# [The data]
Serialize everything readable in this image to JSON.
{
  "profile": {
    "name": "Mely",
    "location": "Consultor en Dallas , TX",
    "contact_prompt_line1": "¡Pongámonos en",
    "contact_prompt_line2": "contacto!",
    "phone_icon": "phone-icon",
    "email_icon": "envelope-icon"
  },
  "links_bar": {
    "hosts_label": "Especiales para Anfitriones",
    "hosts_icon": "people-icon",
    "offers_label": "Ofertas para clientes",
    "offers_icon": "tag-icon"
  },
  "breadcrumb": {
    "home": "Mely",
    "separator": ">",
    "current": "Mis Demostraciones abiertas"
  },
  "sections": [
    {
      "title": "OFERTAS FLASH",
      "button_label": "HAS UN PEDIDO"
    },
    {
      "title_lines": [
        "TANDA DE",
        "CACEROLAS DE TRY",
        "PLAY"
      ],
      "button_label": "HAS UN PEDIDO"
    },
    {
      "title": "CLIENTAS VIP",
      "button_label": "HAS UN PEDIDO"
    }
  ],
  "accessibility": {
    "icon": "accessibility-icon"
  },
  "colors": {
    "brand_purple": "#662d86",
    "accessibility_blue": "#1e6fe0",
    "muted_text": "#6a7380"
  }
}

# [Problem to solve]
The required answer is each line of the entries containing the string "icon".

# [Solution to the exercise]
    "phone_icon": "phone-icon",
    "email_icon": "envelope-icon"
    "hosts_icon": "people-icon",
    "offers_icon": "tag-icon"
    "icon": "accessibility-icon"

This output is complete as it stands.